Saint Andrew (who is believed to have later preached around the shores of the Black Sea), was an agile and hardy Galilean fisherman whose name means Strong and who also had good social skills. He brought the first foreigners to meet Jesus and shamed a large crowd of people into sharing their food with the people beside them. Today we might describe him as the Patron Saint of Social Networking!
Having Saint Andrew as Scotland's patron saint gave the country several advantages: because he was the brother of Saint Peter, founder of the Church, the Scots were able to appeal to the Pope in 1320 (The Declaration of Arbroath) for protection against the attempts of English kings to conquer the Scots. Traditionally, Scots also claimed that they were descended from the Scythians who lived on the shores of the Black Sea in what is now Romania and Bulgaria and were converted by Saint Andrew.
In the fascinating legend of The Voyage of St Rule from Greece to Scotland we can see the complicated spread of devotion to Saint Andrew - from Constantinople in modern Turkey, to St Andrews in Fife.
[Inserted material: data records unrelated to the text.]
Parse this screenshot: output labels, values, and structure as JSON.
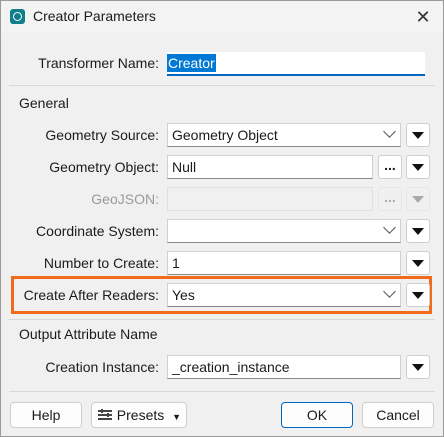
{
  "window": {
    "title": "Creator Parameters",
    "close_glyph": "✕"
  },
  "transformer": {
    "label": "Transformer Name:",
    "value": "Creator"
  },
  "general": {
    "heading": "General",
    "geometry_source": {
      "label": "Geometry Source:",
      "value": "Geometry Object"
    },
    "geometry_object": {
      "label": "Geometry Object:",
      "value": "Null",
      "button": "..."
    },
    "geojson": {
      "label": "GeoJSON:",
      "value": "",
      "button": "..."
    },
    "coordinate_system": {
      "label": "Coordinate System:",
      "value": ""
    },
    "number_to_create": {
      "label": "Number to Create:",
      "value": "1"
    },
    "create_after_readers": {
      "label": "Create After Readers:",
      "value": "Yes"
    }
  },
  "output": {
    "heading": "Output Attribute Name",
    "creation_instance": {
      "label": "Creation Instance:",
      "value": "_creation_instance"
    }
  },
  "footer": {
    "help": "Help",
    "presets": "Presets",
    "ok": "OK",
    "cancel": "Cancel"
  },
  "colors": {
    "accent": "#0067c0",
    "highlight": "#f26b1d"
  }
}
St Rule (Regulus in Latin) and the six nuns and monks who took the long sea-journey with him, stands for the missionaries and monasteries who worked long and hard to bring the Good News to Britain. They lived in communities organised by a monastic Rule - hence the name St Rule or Regulus.
As Scotland slowly became a nation it needed a national symbol to rally round and motivate the country. Saint Andrew was an inspired choice and the early Picts and Scots modelled themselves on Saint Andrew and on one of his strong supporters, the Roman Emperor Constantine the Great, whose statue you can see today in York, where he visited his father, a Roman General then trying to force the Picts to go back north.
Although a pagan who worshipped the Roman sun god Sol, Constantine later became a Christian and went on to make Christianity the official religion of the Roman Empire.
It all began near Rome in 312 AD when, on the night of a make-or-break battle against a rival emperor, he saw the symbol X P (Greek for the first two letters of 'Christ') in the dazzling light of the setting sun and then had a dream in which he was promised victory. Constantine ordered his troops to hold the Christian cross at the front of the army, and won.
In a similar way, around 500 years later, King Angus of the Picts, facing a larger army of Saxons at Athelstaneford in what is now East Lothian in Scotland, was overwhelmed by a blinding light the night before the battle and, during the night, had a dream. The message he was given was that he would see a Cross in the sky and would conquer his enemies in its name.
The following morning King Angus looked into the rising sun and saw the Saltire Cross in its blinding light. This filled him and his men with great confidence and they were victorious. From that time Saint Andrew and his Saltire Cross were adopted as the national symbols for an emerging Scotland.
The Saltire Cross became the heraldic arms that every Scot is entitled to fly and wear. However, its colour was not white at first but silver (Argent), as in heraldry white stands for silver.
The first time the colour of the Saltire is mentioned is in the Acts of Parliament of King Robert II in July 1385 where every Scottish soldier was ordered to wear a white Saltire. If the uniform was white, then the Saltire was to be stitched onto a black background.
Both William Wallace and King Robert the Bruce appealed to Saint Andrew to guide them in times of national emergency. The Saltire was flown on Scottish ships and used as the logo of Scottish banks, on Scottish coins and seals and displayed at the funerals of Scottish kings and queens - that of King James VI for example and of his mother, Mary Queen of Scots. At the Union of the Crowns in 1603, London was treated to the spectacle of Saint Andrew and Saint George on horseback, shaking hands in friendship. When King George IV visited Edinburgh in 1822 he was presented with a Saltire Cross made of pearls on velvet, within a circle of gold.
There is also a wider dimension. Saint Andrew and his relics at St Mary's Metropolitan Cathedral, Edinburgh provides Scots with a special link to Amalfi in Italy and Patras in Greece (where two Cathedrals named after the saint also hold his relics). The many St Andrew Societies worldwide, set up originally as self-help organisations for Scots who had fallen on hard times, form a network of Scots who are all united under the Saltire Cross of Saint Andrew. They give Scotland a European and worldwide dimension.